Dear Charlie Massey,
Eating disorders are serious mental illnesses affecting approximately 1.25 million people in the UK. They can have devastating long-term consequences and may even be fatal if not treated early – anorexia has the highest mortality rate of all mental illness. The danger of these illnesses is sadly illustrated by the case of 19-year-old Averil Hart, who died from anorexia in 2012.
You will be aware that in December 2017, the Parliamentary Health Service Ombudsman published a report into the missed opportunities in Averil’s treatment. One of the key recommendations concerned the level of training on eating disorders across the medical profession. They recommend that the General Medical Council conduct a review of training for all junior doctors on eating disorders to improve understanding of these complex mental illnesses. We are calling on you to ensure that this review takes place at the earliest opportunity.
We are also concerned by recent research, which shows that, on average, medical students receive less than two hours of teaching on eating disorders throughout their entire medical degree. Two hours of training is simply not enough time to equip medical students with the knowledge to identify the physiological and psychological signs and symptoms of eating disorders. Furthermore, the research finds that 20% of medical schools do not include eating disorders at all in their teaching. This is unacceptable.

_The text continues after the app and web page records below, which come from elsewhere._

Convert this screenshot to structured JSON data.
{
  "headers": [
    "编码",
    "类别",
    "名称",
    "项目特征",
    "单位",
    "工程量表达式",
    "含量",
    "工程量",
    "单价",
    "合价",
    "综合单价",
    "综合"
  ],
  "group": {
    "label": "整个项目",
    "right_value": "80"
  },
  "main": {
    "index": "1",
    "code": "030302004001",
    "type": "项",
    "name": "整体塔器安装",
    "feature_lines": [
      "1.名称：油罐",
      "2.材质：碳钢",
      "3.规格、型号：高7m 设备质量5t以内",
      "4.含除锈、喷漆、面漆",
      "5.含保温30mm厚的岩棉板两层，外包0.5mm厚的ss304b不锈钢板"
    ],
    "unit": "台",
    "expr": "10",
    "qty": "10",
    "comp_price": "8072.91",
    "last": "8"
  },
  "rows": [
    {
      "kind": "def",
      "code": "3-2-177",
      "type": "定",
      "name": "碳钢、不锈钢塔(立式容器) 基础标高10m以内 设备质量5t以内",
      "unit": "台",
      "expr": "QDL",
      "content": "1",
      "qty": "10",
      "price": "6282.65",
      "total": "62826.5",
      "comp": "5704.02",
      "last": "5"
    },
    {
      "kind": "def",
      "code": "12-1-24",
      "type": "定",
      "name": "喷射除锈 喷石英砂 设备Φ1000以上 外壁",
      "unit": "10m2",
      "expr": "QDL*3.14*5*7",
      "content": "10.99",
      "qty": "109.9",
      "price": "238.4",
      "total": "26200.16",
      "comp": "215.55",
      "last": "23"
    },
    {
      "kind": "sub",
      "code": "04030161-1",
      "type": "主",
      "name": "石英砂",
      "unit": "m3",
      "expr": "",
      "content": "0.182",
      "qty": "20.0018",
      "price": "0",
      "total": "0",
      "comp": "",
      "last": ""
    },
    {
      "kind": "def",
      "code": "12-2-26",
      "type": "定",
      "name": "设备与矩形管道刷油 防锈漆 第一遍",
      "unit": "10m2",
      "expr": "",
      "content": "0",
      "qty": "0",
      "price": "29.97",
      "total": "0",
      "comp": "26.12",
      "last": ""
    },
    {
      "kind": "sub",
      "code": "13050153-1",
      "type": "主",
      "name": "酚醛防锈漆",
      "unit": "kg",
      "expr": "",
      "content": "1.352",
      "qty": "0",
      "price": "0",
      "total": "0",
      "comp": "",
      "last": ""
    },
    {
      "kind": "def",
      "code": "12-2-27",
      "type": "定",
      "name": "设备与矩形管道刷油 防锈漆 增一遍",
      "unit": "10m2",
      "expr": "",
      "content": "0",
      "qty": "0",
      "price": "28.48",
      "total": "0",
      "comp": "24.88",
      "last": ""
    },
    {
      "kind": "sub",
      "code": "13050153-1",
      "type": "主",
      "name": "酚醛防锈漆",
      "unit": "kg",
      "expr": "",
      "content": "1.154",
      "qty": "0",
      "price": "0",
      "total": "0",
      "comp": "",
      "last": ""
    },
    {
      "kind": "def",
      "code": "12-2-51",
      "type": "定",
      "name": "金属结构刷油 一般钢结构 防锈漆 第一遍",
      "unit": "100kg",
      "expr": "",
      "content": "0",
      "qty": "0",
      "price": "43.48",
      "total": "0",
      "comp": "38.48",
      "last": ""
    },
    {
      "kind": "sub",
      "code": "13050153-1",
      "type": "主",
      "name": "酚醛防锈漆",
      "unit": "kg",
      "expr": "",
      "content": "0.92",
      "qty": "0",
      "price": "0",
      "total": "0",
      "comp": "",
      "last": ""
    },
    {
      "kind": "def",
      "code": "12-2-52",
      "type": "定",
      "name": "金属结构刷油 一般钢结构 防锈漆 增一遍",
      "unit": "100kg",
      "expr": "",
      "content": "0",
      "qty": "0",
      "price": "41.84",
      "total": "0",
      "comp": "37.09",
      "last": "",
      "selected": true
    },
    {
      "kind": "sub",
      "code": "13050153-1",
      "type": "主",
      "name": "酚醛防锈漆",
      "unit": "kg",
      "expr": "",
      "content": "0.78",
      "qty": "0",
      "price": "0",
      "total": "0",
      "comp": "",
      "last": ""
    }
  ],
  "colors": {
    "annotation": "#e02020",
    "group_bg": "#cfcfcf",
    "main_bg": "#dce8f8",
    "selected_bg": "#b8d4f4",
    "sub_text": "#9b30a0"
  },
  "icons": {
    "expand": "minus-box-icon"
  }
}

The research also highlights that the majority of postgraduate specialties do not include eating disorders in their curricula. It’s important that doctors in all disciplines are fully educated about eating disorders in order to provide timely and appropriate treatment. This is particularly critical for GPs who, at the frontline of treatment, are most likely to see an individual present with eating disorder symptoms. Research conducted by Beat highlighted that, of the 1,700 people they surveyed, only 42% felt that their GP understood eating disorders, with only 34% believing that their GP knew how to help them with their eating disorder. With such limited teaching, key signs and symptoms may be missed and treatment delayed, compromising patient safety.
The sooner someone gets the treatment they need, the more likely they are to make a full and sustained recovery. We’re calling on you to ensure that medical students finish their training with the knowledge to identify the physiological and psychological signs and symptoms of eating disorders, and provide the necessary interventions to help sufferers access the most appropriate treatment at the earliest opportunity.
As part of a review of training on eating disorders, we are calling for the introduction of the following measures:
- Increased training in medical schools with a curriculum that includes teaching on the physiological and psychiatric aspects of eating disorders.
- Sufficient examination on eating disorders across all medical schools.
- Increased opportunities for medical students to gain clinical experience with eating disorders.
- Increased training and opportunities to gain experience with eating disorders for all junior doctors.